### Exercise brief
With no images included, output each entry below exactly as it appears.

Content starts

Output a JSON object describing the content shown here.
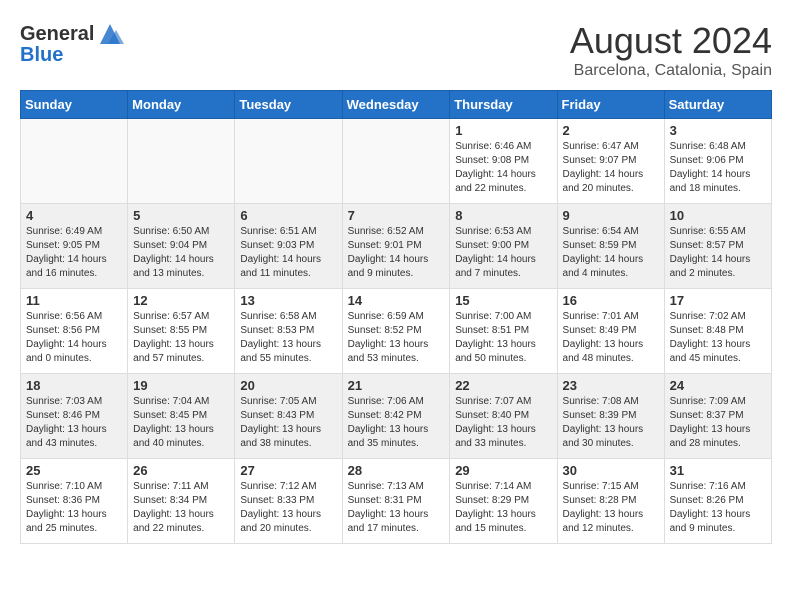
{
  "header": {
    "logo_line1": "General",
    "logo_line2": "Blue",
    "month": "August 2024",
    "location": "Barcelona, Catalonia, Spain"
  },
  "weekdays": [
    "Sunday",
    "Monday",
    "Tuesday",
    "Wednesday",
    "Thursday",
    "Friday",
    "Saturday"
  ],
  "weeks": [
    [
      {
        "day": "",
        "info": ""
      },
      {
        "day": "",
        "info": ""
      },
      {
        "day": "",
        "info": ""
      },
      {
        "day": "",
        "info": ""
      },
      {
        "day": "1",
        "info": "Sunrise: 6:46 AM\nSunset: 9:08 PM\nDaylight: 14 hours\nand 22 minutes."
      },
      {
        "day": "2",
        "info": "Sunrise: 6:47 AM\nSunset: 9:07 PM\nDaylight: 14 hours\nand 20 minutes."
      },
      {
        "day": "3",
        "info": "Sunrise: 6:48 AM\nSunset: 9:06 PM\nDaylight: 14 hours\nand 18 minutes."
      }
    ],
    [
      {
        "day": "4",
        "info": "Sunrise: 6:49 AM\nSunset: 9:05 PM\nDaylight: 14 hours\nand 16 minutes."
      },
      {
        "day": "5",
        "info": "Sunrise: 6:50 AM\nSunset: 9:04 PM\nDaylight: 14 hours\nand 13 minutes."
      },
      {
        "day": "6",
        "info": "Sunrise: 6:51 AM\nSunset: 9:03 PM\nDaylight: 14 hours\nand 11 minutes."
      },
      {
        "day": "7",
        "info": "Sunrise: 6:52 AM\nSunset: 9:01 PM\nDaylight: 14 hours\nand 9 minutes."
      },
      {
        "day": "8",
        "info": "Sunrise: 6:53 AM\nSunset: 9:00 PM\nDaylight: 14 hours\nand 7 minutes."
      },
      {
        "day": "9",
        "info": "Sunrise: 6:54 AM\nSunset: 8:59 PM\nDaylight: 14 hours\nand 4 minutes."
      },
      {
        "day": "10",
        "info": "Sunrise: 6:55 AM\nSunset: 8:57 PM\nDaylight: 14 hours\nand 2 minutes."
      }
    ],
    [
      {
        "day": "11",
        "info": "Sunrise: 6:56 AM\nSunset: 8:56 PM\nDaylight: 14 hours\nand 0 minutes."
      },
      {
        "day": "12",
        "info": "Sunrise: 6:57 AM\nSunset: 8:55 PM\nDaylight: 13 hours\nand 57 minutes."
      },
      {
        "day": "13",
        "info": "Sunrise: 6:58 AM\nSunset: 8:53 PM\nDaylight: 13 hours\nand 55 minutes."
      },
      {
        "day": "14",
        "info": "Sunrise: 6:59 AM\nSunset: 8:52 PM\nDaylight: 13 hours\nand 53 minutes."
      },
      {
        "day": "15",
        "info": "Sunrise: 7:00 AM\nSunset: 8:51 PM\nDaylight: 13 hours\nand 50 minutes."
      },
      {
        "day": "16",
        "info": "Sunrise: 7:01 AM\nSunset: 8:49 PM\nDaylight: 13 hours\nand 48 minutes."
      },
      {
        "day": "17",
        "info": "Sunrise: 7:02 AM\nSunset: 8:48 PM\nDaylight: 13 hours\nand 45 minutes."
      }
    ],
    [
      {
        "day": "18",
        "info": "Sunrise: 7:03 AM\nSunset: 8:46 PM\nDaylight: 13 hours\nand 43 minutes."
      },
      {
        "day": "19",
        "info": "Sunrise: 7:04 AM\nSunset: 8:45 PM\nDaylight: 13 hours\nand 40 minutes."
      },
      {
        "day": "20",
        "info": "Sunrise: 7:05 AM\nSunset: 8:43 PM\nDaylight: 13 hours\nand 38 minutes."
      },
      {
        "day": "21",
        "info": "Sunrise: 7:06 AM\nSunset: 8:42 PM\nDaylight: 13 hours\nand 35 minutes."
      },
      {
        "day": "22",
        "info": "Sunrise: 7:07 AM\nSunset: 8:40 PM\nDaylight: 13 hours\nand 33 minutes."
      },
      {
        "day": "23",
        "info": "Sunrise: 7:08 AM\nSunset: 8:39 PM\nDaylight: 13 hours\nand 30 minutes."
      },
      {
        "day": "24",
        "info": "Sunrise: 7:09 AM\nSunset: 8:37 PM\nDaylight: 13 hours\nand 28 minutes."
      }
    ],
    [
      {
        "day": "25",
        "info": "Sunrise: 7:10 AM\nSunset: 8:36 PM\nDaylight: 13 hours\nand 25 minutes."
      },
      {
        "day": "26",
        "info": "Sunrise: 7:11 AM\nSunset: 8:34 PM\nDaylight: 13 hours\nand 22 minutes."
      },
      {
        "day": "27",
        "info": "Sunrise: 7:12 AM\nSunset: 8:33 PM\nDaylight: 13 hours\nand 20 minutes."
      },
      {
        "day": "28",
        "info": "Sunrise: 7:13 AM\nSunset: 8:31 PM\nDaylight: 13 hours\nand 17 minutes."
      },
      {
        "day": "29",
        "info": "Sunrise: 7:14 AM\nSunset: 8:29 PM\nDaylight: 13 hours\nand 15 minutes."
      },
      {
        "day": "30",
        "info": "Sunrise: 7:15 AM\nSunset: 8:28 PM\nDaylight: 13 hours\nand 12 minutes."
      },
      {
        "day": "31",
        "info": "Sunrise: 7:16 AM\nSunset: 8:26 PM\nDaylight: 13 hours\nand 9 minutes."
      }
    ]
  ]
}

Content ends

### Solved problem
Output a JSON object describing the content shown here.
{
  "header": {
    "logo_line1": "General",
    "logo_line2": "Blue",
    "month": "August 2024",
    "location": "Barcelona, Catalonia, Spain"
  },
  "weekdays": [
    "Sunday",
    "Monday",
    "Tuesday",
    "Wednesday",
    "Thursday",
    "Friday",
    "Saturday"
  ],
  "weeks": [
    [
      {
        "day": "",
        "info": ""
      },
      {
        "day": "",
        "info": ""
      },
      {
        "day": "",
        "info": ""
      },
      {
        "day": "",
        "info": ""
      },
      {
        "day": "1",
        "info": "Sunrise: 6:46 AM\nSunset: 9:08 PM\nDaylight: 14 hours\nand 22 minutes."
      },
      {
        "day": "2",
        "info": "Sunrise: 6:47 AM\nSunset: 9:07 PM\nDaylight: 14 hours\nand 20 minutes."
      },
      {
        "day": "3",
        "info": "Sunrise: 6:48 AM\nSunset: 9:06 PM\nDaylight: 14 hours\nand 18 minutes."
      }
    ],
    [
      {
        "day": "4",
        "info": "Sunrise: 6:49 AM\nSunset: 9:05 PM\nDaylight: 14 hours\nand 16 minutes."
      },
      {
        "day": "5",
        "info": "Sunrise: 6:50 AM\nSunset: 9:04 PM\nDaylight: 14 hours\nand 13 minutes."
      },
      {
        "day": "6",
        "info": "Sunrise: 6:51 AM\nSunset: 9:03 PM\nDaylight: 14 hours\nand 11 minutes."
      },
      {
        "day": "7",
        "info": "Sunrise: 6:52 AM\nSunset: 9:01 PM\nDaylight: 14 hours\nand 9 minutes."
      },
      {
        "day": "8",
        "info": "Sunrise: 6:53 AM\nSunset: 9:00 PM\nDaylight: 14 hours\nand 7 minutes."
      },
      {
        "day": "9",
        "info": "Sunrise: 6:54 AM\nSunset: 8:59 PM\nDaylight: 14 hours\nand 4 minutes."
      },
      {
        "day": "10",
        "info": "Sunrise: 6:55 AM\nSunset: 8:57 PM\nDaylight: 14 hours\nand 2 minutes."
      }
    ],
    [
      {
        "day": "11",
        "info": "Sunrise: 6:56 AM\nSunset: 8:56 PM\nDaylight: 14 hours\nand 0 minutes."
      },
      {
        "day": "12",
        "info": "Sunrise: 6:57 AM\nSunset: 8:55 PM\nDaylight: 13 hours\nand 57 minutes."
      },
      {
        "day": "13",
        "info": "Sunrise: 6:58 AM\nSunset: 8:53 PM\nDaylight: 13 hours\nand 55 minutes."
      },
      {
        "day": "14",
        "info": "Sunrise: 6:59 AM\nSunset: 8:52 PM\nDaylight: 13 hours\nand 53 minutes."
      },
      {
        "day": "15",
        "info": "Sunrise: 7:00 AM\nSunset: 8:51 PM\nDaylight: 13 hours\nand 50 minutes."
      },
      {
        "day": "16",
        "info": "Sunrise: 7:01 AM\nSunset: 8:49 PM\nDaylight: 13 hours\nand 48 minutes."
      },
      {
        "day": "17",
        "info": "Sunrise: 7:02 AM\nSunset: 8:48 PM\nDaylight: 13 hours\nand 45 minutes."
      }
    ],
    [
      {
        "day": "18",
        "info": "Sunrise: 7:03 AM\nSunset: 8:46 PM\nDaylight: 13 hours\nand 43 minutes."
      },
      {
        "day": "19",
        "info": "Sunrise: 7:04 AM\nSunset: 8:45 PM\nDaylight: 13 hours\nand 40 minutes."
      },
      {
        "day": "20",
        "info": "Sunrise: 7:05 AM\nSunset: 8:43 PM\nDaylight: 13 hours\nand 38 minutes."
      },
      {
        "day": "21",
        "info": "Sunrise: 7:06 AM\nSunset: 8:42 PM\nDaylight: 13 hours\nand 35 minutes."
      },
      {
        "day": "22",
        "info": "Sunrise: 7:07 AM\nSunset: 8:40 PM\nDaylight: 13 hours\nand 33 minutes."
      },
      {
        "day": "23",
        "info": "Sunrise: 7:08 AM\nSunset: 8:39 PM\nDaylight: 13 hours\nand 30 minutes."
      },
      {
        "day": "24",
        "info": "Sunrise: 7:09 AM\nSunset: 8:37 PM\nDaylight: 13 hours\nand 28 minutes."
      }
    ],
    [
      {
        "day": "25",
        "info": "Sunrise: 7:10 AM\nSunset: 8:36 PM\nDaylight: 13 hours\nand 25 minutes."
      },
      {
        "day": "26",
        "info": "Sunrise: 7:11 AM\nSunset: 8:34 PM\nDaylight: 13 hours\nand 22 minutes."
      },
      {
        "day": "27",
        "info": "Sunrise: 7:12 AM\nSunset: 8:33 PM\nDaylight: 13 hours\nand 20 minutes."
      },
      {
        "day": "28",
        "info": "Sunrise: 7:13 AM\nSunset: 8:31 PM\nDaylight: 13 hours\nand 17 minutes."
      },
      {
        "day": "29",
        "info": "Sunrise: 7:14 AM\nSunset: 8:29 PM\nDaylight: 13 hours\nand 15 minutes."
      },
      {
        "day": "30",
        "info": "Sunrise: 7:15 AM\nSunset: 8:28 PM\nDaylight: 13 hours\nand 12 minutes."
      },
      {
        "day": "31",
        "info": "Sunrise: 7:16 AM\nSunset: 8:26 PM\nDaylight: 13 hours\nand 9 minutes."
      }
    ]
  ]
}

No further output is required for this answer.